> _WORK TO COMPLETE_
Comb through the entries for "icon" and pull out each line that holds it.

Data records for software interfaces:
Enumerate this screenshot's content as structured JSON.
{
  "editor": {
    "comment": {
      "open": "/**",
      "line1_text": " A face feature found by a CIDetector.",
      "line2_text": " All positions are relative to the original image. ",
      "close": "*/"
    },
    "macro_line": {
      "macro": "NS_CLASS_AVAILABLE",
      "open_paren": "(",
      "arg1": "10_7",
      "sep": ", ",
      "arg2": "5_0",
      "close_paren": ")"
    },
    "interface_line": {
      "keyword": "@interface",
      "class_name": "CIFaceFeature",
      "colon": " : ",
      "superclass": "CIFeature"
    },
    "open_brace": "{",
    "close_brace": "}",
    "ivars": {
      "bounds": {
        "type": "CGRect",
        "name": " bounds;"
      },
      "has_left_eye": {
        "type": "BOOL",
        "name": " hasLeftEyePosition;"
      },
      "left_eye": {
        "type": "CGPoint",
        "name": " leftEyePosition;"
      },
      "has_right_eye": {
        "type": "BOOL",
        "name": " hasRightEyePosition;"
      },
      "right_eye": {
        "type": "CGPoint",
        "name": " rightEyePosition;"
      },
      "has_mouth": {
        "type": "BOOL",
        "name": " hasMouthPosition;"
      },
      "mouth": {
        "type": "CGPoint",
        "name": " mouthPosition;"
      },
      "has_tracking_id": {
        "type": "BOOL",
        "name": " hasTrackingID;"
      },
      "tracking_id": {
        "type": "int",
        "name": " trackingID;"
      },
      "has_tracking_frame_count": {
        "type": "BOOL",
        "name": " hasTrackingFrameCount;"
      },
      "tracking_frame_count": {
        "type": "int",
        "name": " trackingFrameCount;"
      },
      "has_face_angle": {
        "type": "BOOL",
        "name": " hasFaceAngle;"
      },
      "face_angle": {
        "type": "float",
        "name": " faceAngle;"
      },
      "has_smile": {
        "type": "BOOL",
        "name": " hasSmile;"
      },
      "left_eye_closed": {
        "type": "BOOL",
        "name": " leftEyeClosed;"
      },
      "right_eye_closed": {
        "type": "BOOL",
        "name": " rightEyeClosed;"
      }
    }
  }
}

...

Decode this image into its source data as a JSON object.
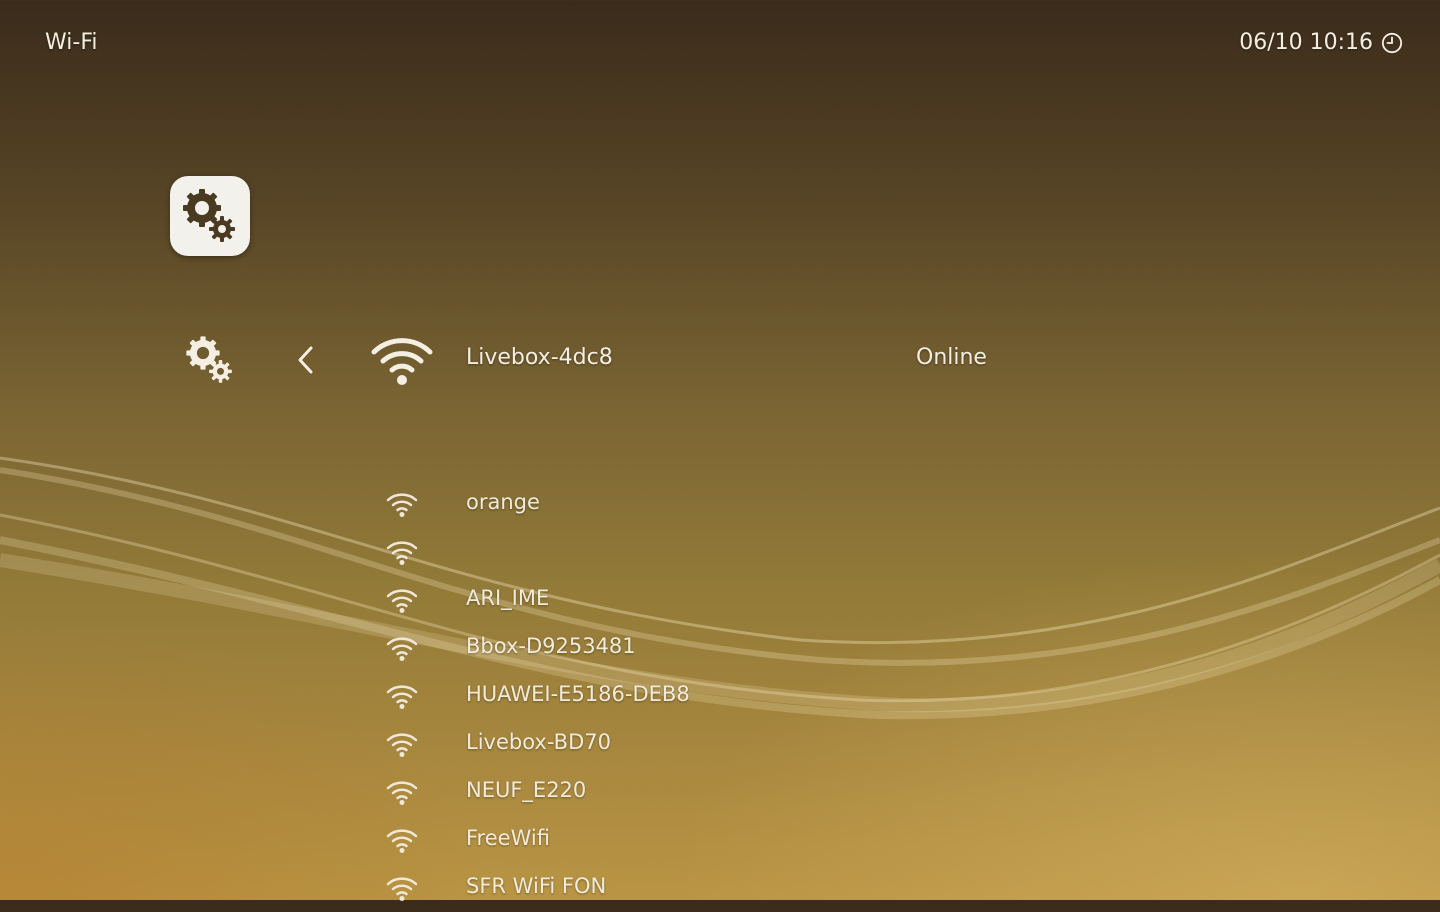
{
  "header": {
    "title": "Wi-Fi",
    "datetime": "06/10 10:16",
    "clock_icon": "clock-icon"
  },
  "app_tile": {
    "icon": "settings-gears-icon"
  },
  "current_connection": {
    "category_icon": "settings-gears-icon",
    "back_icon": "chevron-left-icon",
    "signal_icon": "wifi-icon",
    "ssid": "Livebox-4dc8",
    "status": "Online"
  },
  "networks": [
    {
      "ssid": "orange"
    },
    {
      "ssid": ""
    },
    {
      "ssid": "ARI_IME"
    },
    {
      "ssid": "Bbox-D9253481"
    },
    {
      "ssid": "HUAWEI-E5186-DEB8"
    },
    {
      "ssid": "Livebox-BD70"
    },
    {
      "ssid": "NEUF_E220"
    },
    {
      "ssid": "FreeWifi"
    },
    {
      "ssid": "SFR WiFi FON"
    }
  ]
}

> _TASK RESULT_
    "clock_icon": "clock-icon"
    "icon": "settings-gears-icon"
    "category_icon": "settings-gears-icon",
    "back_icon": "chevron-left-icon",
    "signal_icon": "wifi-icon",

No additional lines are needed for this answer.